--- SUPPLIED RECORDS ---

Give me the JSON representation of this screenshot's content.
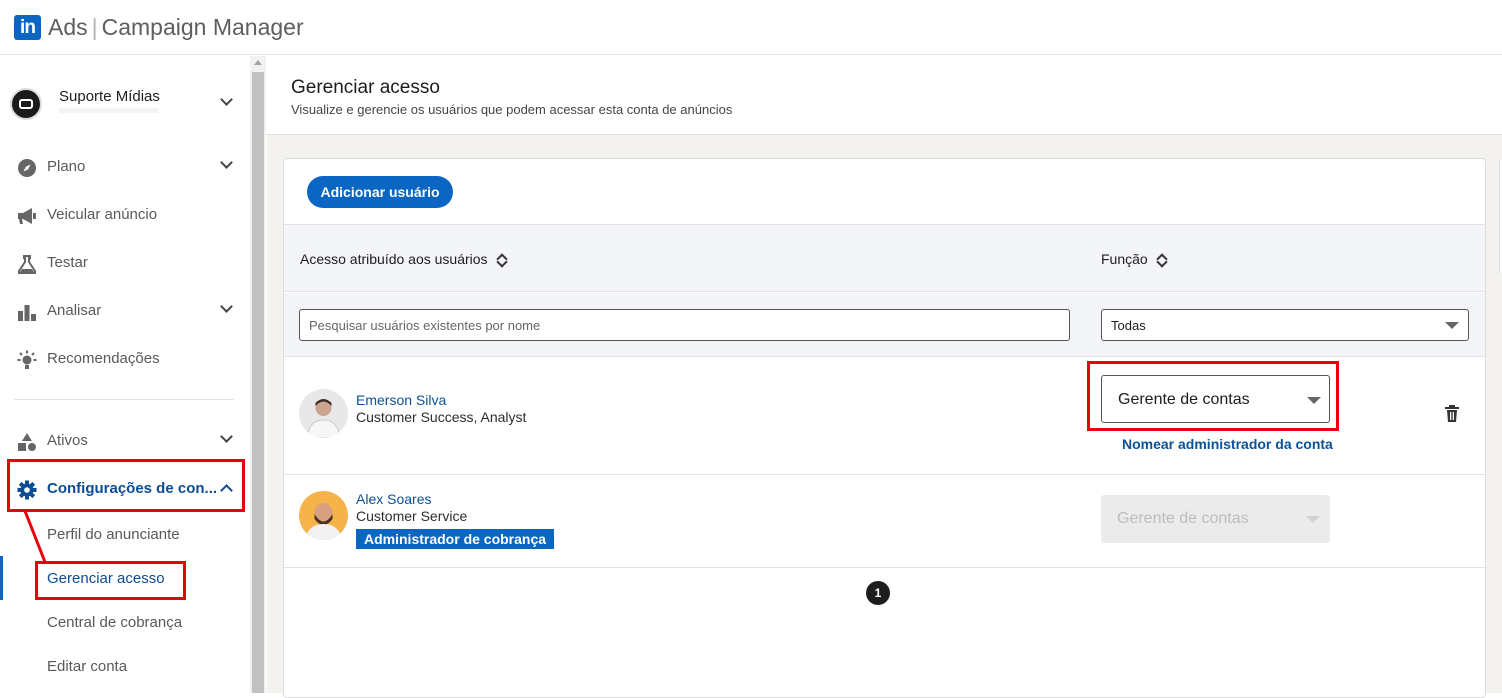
{
  "app": {
    "logo_text": "in",
    "product": "Ads",
    "title": "Campaign Manager"
  },
  "account": {
    "name": "Suporte Mídias"
  },
  "nav": {
    "plan": "Plano",
    "advertise": "Veicular anúncio",
    "test": "Testar",
    "analyze": "Analisar",
    "recommendations": "Recomendações",
    "assets": "Ativos",
    "settings": "Configurações de con...",
    "sub": {
      "advertiser_profile": "Perfil do anunciante",
      "manage_access": "Gerenciar acesso",
      "billing_center": "Central de cobrança",
      "edit_account": "Editar conta"
    }
  },
  "page": {
    "title": "Gerenciar acesso",
    "subtitle": "Visualize e gerencie os usuários que podem acessar esta conta de anúncios",
    "add_button": "Adicionar usuário",
    "columns": {
      "users": "Acesso atribuído aos usuários",
      "role": "Função"
    },
    "search_placeholder": "Pesquisar usuários existentes por nome",
    "role_filter": "Todas",
    "users": [
      {
        "name": "Emerson Silva",
        "title": "Customer Success, Analyst",
        "role": "Gerente de contas",
        "action_link": "Nomear administrador da conta"
      },
      {
        "name": "Alex Soares",
        "title": "Customer Service",
        "badge": "Administrador de cobrança",
        "role": "Gerente de contas"
      }
    ],
    "pagination": {
      "current": "1"
    }
  },
  "colors": {
    "brand": "#0a66c2",
    "highlight": "#e8000c",
    "active_nav": "#0a4d94"
  }
}
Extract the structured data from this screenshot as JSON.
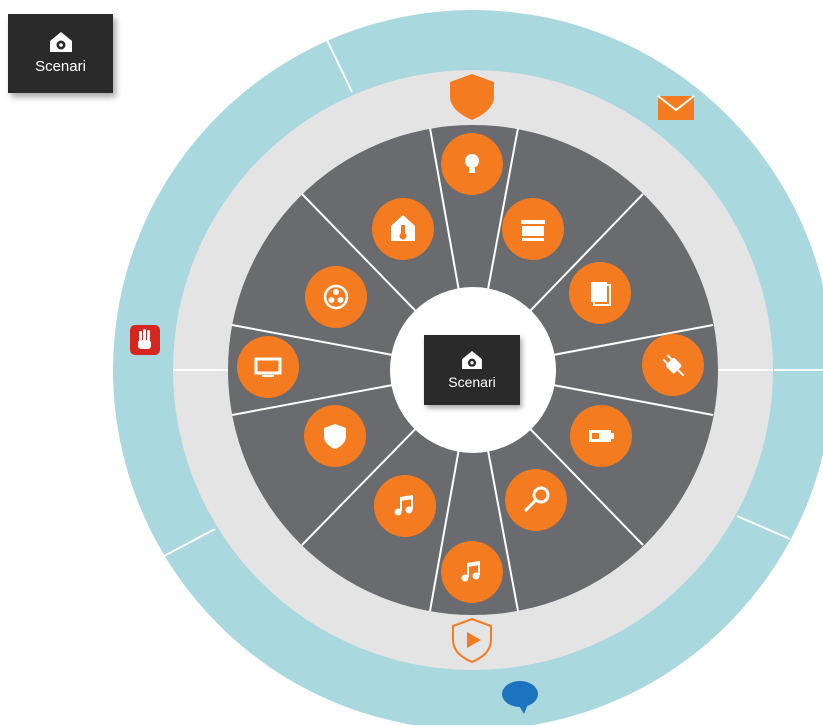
{
  "corner_tile": {
    "label": "Scenari",
    "icon": "home-gear-icon"
  },
  "center_tile": {
    "label": "Scenari",
    "icon": "home-gear-icon"
  },
  "colors": {
    "outer_ring": "#a9d8df",
    "middle_ring": "#e4e4e4",
    "segments": "#696b6e",
    "accent": "#f47b20",
    "tile_bg": "#2a2a2a",
    "alert_red": "#d7261e",
    "chat_blue": "#1e73be"
  },
  "wheel_buttons": [
    {
      "name": "lightbulb-button",
      "icon": "lightbulb-icon"
    },
    {
      "name": "blinds-button",
      "icon": "blinds-icon"
    },
    {
      "name": "document-button",
      "icon": "document-icon"
    },
    {
      "name": "energy-plug-button",
      "icon": "plug-icon"
    },
    {
      "name": "battery-button",
      "icon": "battery-icon"
    },
    {
      "name": "key-button",
      "icon": "key-icon"
    },
    {
      "name": "music-button-bottom",
      "icon": "music-note-icon"
    },
    {
      "name": "music-button-lower-left",
      "icon": "music-note-icon"
    },
    {
      "name": "security-shield-button",
      "icon": "shield-icon"
    },
    {
      "name": "tv-button",
      "icon": "tv-icon"
    },
    {
      "name": "fan-button",
      "icon": "fan-icon"
    },
    {
      "name": "thermostat-button",
      "icon": "thermometer-house-icon"
    }
  ],
  "ring_icons": [
    {
      "name": "alarm-shield-icon",
      "icon": "shield-icon"
    },
    {
      "name": "mail-icon",
      "icon": "envelope-icon"
    },
    {
      "name": "stop-hand-icon",
      "icon": "hand-icon"
    },
    {
      "name": "play-shield-icon",
      "icon": "play-icon"
    },
    {
      "name": "chat-icon",
      "icon": "speech-bubble-icon"
    }
  ]
}
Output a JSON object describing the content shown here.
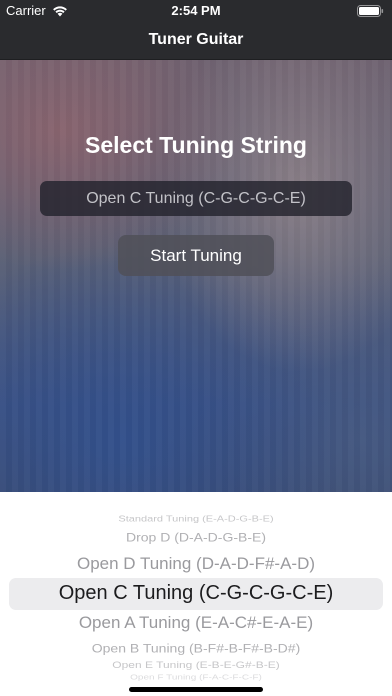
{
  "status_bar": {
    "carrier": "Carrier",
    "time": "2:54 PM",
    "wifi_icon": "wifi-icon",
    "battery_icon": "battery-icon"
  },
  "nav": {
    "title": "Tuner Guitar"
  },
  "main": {
    "heading": "Select Tuning String",
    "selected_tuning": "Open C Tuning (C-G-C-G-C-E)",
    "start_button_label": "Start Tuning"
  },
  "picker": {
    "options": [
      "Standard Tuning (E-A-D-G-B-E)",
      "Drop D (D-A-D-G-B-E)",
      "Open D Tuning (D-A-D-F#-A-D)",
      "Open C Tuning (C-G-C-G-C-E)",
      "Open A Tuning (E-A-C#-E-A-E)",
      "Open B Tuning (B-F#-B-F#-B-D#)",
      "Open E Tuning (E-B-E-G#-B-E)",
      "Open F Tuning (F-A-C-F-C-F)"
    ],
    "selected": "Open C Tuning (C-G-C-G-C-E)"
  },
  "colors": {
    "bar_background": "#2a2b2e",
    "picker_background": "#ffffff",
    "picker_highlight": "#ececee"
  }
}
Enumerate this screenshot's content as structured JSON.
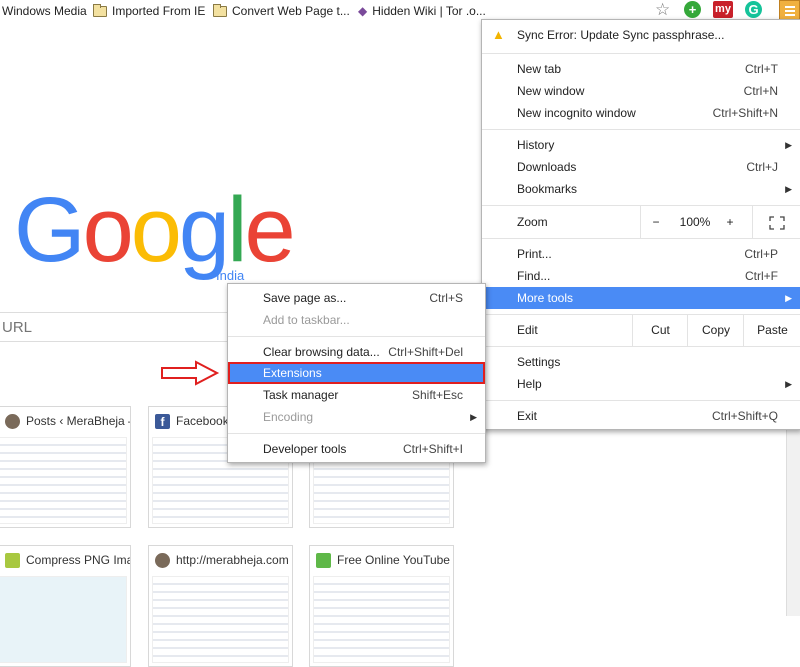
{
  "bookmarks": [
    "Windows Media",
    "Imported From IE",
    "Convert Web Page t...",
    "Hidden Wiki | Tor .o..."
  ],
  "extensions": {
    "my_label": "my",
    "g_label": "G",
    "plus_label": "+"
  },
  "logo": {
    "letters": [
      "G",
      "o",
      "o",
      "g",
      "l",
      "e"
    ],
    "colors": [
      "#4285f4",
      "#ea4335",
      "#fbbc05",
      "#4285f4",
      "#34a853",
      "#ea4335"
    ],
    "region": "India"
  },
  "search": {
    "placeholder": "URL"
  },
  "tiles": [
    {
      "title": "Posts ‹ MeraBheja —",
      "fav_color": "#7a6a5a"
    },
    {
      "title": "Facebook",
      "fav_color": "#3b5998",
      "fav_letter": "f"
    },
    {
      "title": "",
      "fav_color": "#ffffff"
    },
    {
      "title": "Compress PNG Images",
      "fav_color": "#a8c840"
    },
    {
      "title": "http://merabheja.com",
      "fav_color": "#7a6a5a"
    },
    {
      "title": "Free Online YouTube",
      "fav_color": "#5fb848"
    }
  ],
  "main_menu": {
    "sync_error": "Sync Error: Update Sync passphrase...",
    "new_tab": {
      "label": "New tab",
      "shortcut": "Ctrl+T"
    },
    "new_window": {
      "label": "New window",
      "shortcut": "Ctrl+N"
    },
    "new_incognito": {
      "label": "New incognito window",
      "shortcut": "Ctrl+Shift+N"
    },
    "history": {
      "label": "History"
    },
    "downloads": {
      "label": "Downloads",
      "shortcut": "Ctrl+J"
    },
    "bookmarks": {
      "label": "Bookmarks"
    },
    "zoom": {
      "label": "Zoom",
      "minus": "−",
      "value": "100%",
      "plus": "+"
    },
    "print": {
      "label": "Print...",
      "shortcut": "Ctrl+P"
    },
    "find": {
      "label": "Find...",
      "shortcut": "Ctrl+F"
    },
    "more_tools": {
      "label": "More tools"
    },
    "edit": {
      "label": "Edit",
      "cut": "Cut",
      "copy": "Copy",
      "paste": "Paste"
    },
    "settings": {
      "label": "Settings"
    },
    "help": {
      "label": "Help"
    },
    "exit": {
      "label": "Exit",
      "shortcut": "Ctrl+Shift+Q"
    }
  },
  "submenu": {
    "save_page": {
      "label": "Save page as...",
      "shortcut": "Ctrl+S"
    },
    "add_taskbar": {
      "label": "Add to taskbar..."
    },
    "clear_data": {
      "label": "Clear browsing data...",
      "shortcut": "Ctrl+Shift+Del"
    },
    "extensions": {
      "label": "Extensions"
    },
    "task_manager": {
      "label": "Task manager",
      "shortcut": "Shift+Esc"
    },
    "encoding": {
      "label": "Encoding"
    },
    "dev_tools": {
      "label": "Developer tools",
      "shortcut": "Ctrl+Shift+I"
    }
  },
  "colors": {
    "highlight": "#4a8bf5",
    "annotation_red": "#e0201f",
    "warning": "#f2b400"
  }
}
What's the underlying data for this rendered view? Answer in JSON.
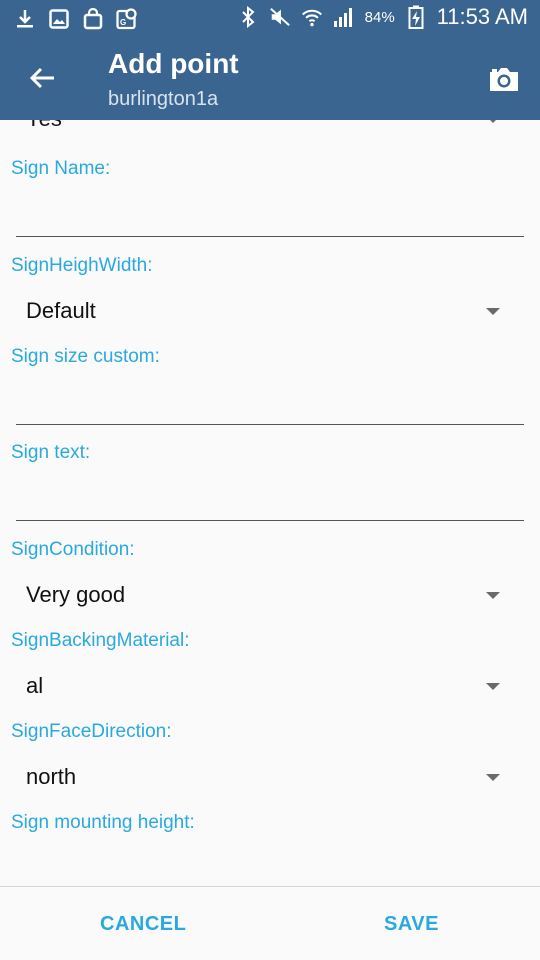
{
  "status_bar": {
    "battery": "84%",
    "time": "11:53 AM",
    "left_icons": [
      "download-icon",
      "image-icon",
      "shopping-bag-icon",
      "map-pin-icon"
    ],
    "right_icons": [
      "bluetooth-icon",
      "mute-icon",
      "wifi-icon",
      "signal-icon",
      "battery-charging-icon"
    ]
  },
  "toolbar": {
    "title": "Add point",
    "subtitle": "burlington1a",
    "back_icon": "arrow-left-icon",
    "camera_icon": "camera-icon"
  },
  "form": {
    "partial_value": "Yes",
    "fields": {
      "sign_name": {
        "label": "Sign Name:",
        "value": ""
      },
      "sign_height_width": {
        "label": "SignHeighWidth:",
        "value": "Default"
      },
      "sign_size_custom": {
        "label": "Sign size custom:",
        "value": ""
      },
      "sign_text": {
        "label": "Sign text:",
        "value": ""
      },
      "sign_condition": {
        "label": "SignCondition:",
        "value": "Very good"
      },
      "sign_backing_material": {
        "label": "SignBackingMaterial:",
        "value": "al"
      },
      "sign_face_direction": {
        "label": "SignFaceDirection:",
        "value": "north"
      },
      "sign_mounting_height": {
        "label": "Sign mounting height:",
        "value": ""
      }
    }
  },
  "actions": {
    "cancel": "CANCEL",
    "save": "SAVE"
  },
  "colors": {
    "toolbar": "#3a6591",
    "accent": "#29a9e0",
    "background": "#fafafa"
  }
}
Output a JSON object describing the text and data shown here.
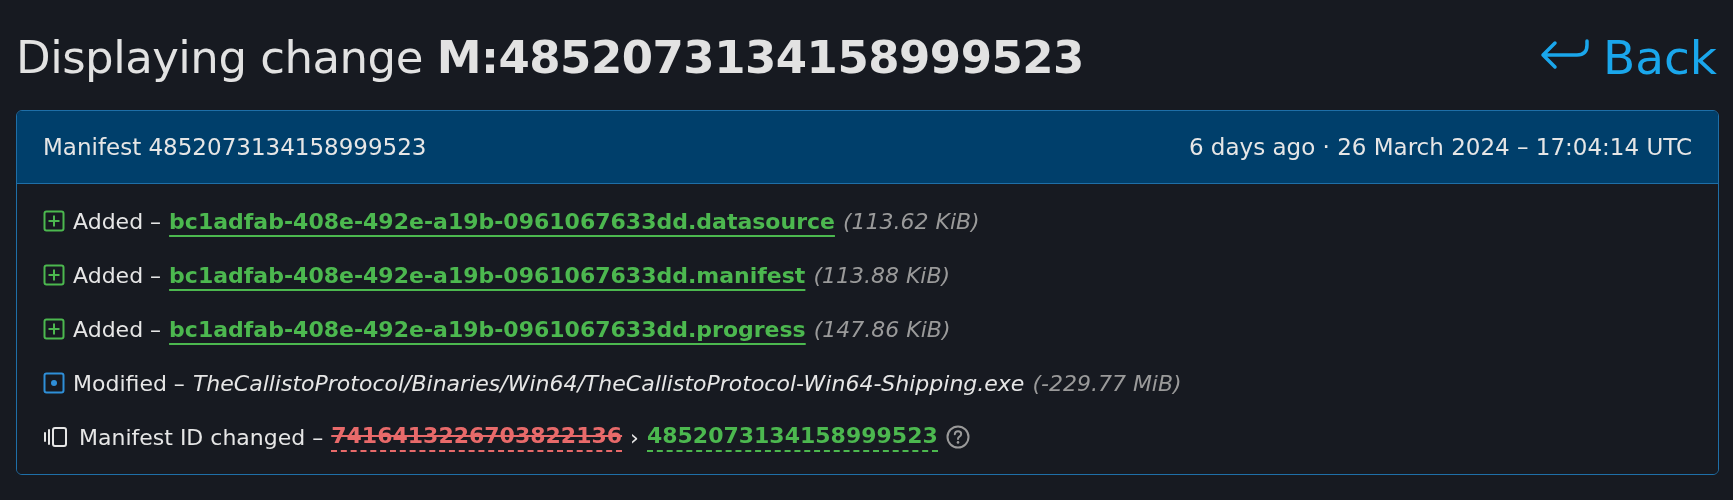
{
  "heading": {
    "prefix": "Displaying change",
    "id": "M:4852073134158999523"
  },
  "back": "Back",
  "card": {
    "title": "Manifest 4852073134158999523",
    "time": "6 days ago · 26 March 2024 – 17:04:14 UTC"
  },
  "changes": [
    {
      "kind": "added",
      "action": "Added –",
      "file": "bc1adfab-408e-492e-a19b-0961067633dd.datasource",
      "size": "(113.62 KiB)"
    },
    {
      "kind": "added",
      "action": "Added –",
      "file": "bc1adfab-408e-492e-a19b-0961067633dd.manifest",
      "size": "(113.88 KiB)"
    },
    {
      "kind": "added",
      "action": "Added –",
      "file": "bc1adfab-408e-492e-a19b-0961067633dd.progress",
      "size": "(147.86 KiB)"
    },
    {
      "kind": "modified",
      "action": "Modified –",
      "file": "TheCallistoProtocol/Binaries/Win64/TheCallistoProtocol-Win64-Shipping.exe",
      "size": "(-229.77 MiB)"
    },
    {
      "kind": "id-change",
      "action": "Manifest ID changed –",
      "old": "7416413226703822136",
      "separator": "›",
      "new": "4852073134158999523"
    }
  ]
}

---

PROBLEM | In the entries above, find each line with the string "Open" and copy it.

REPLY TO THE TASK |
    "selected_tuning": "Open C Tuning (C-G-C-G-C-E)",
      "Open D Tuning (D-A-D-F#-A-D)",
      "Open C Tuning (C-G-C-G-C-E)",
      "Open A Tuning (E-A-C#-E-A-E)",
      "Open B Tuning (B-F#-B-F#-B-D#)",
      "Open E Tuning (E-B-E-G#-B-E)",
      "Open F Tuning (F-A-C-F-C-F)"
    "selected": "Open C Tuning (C-G-C-G-C-E)"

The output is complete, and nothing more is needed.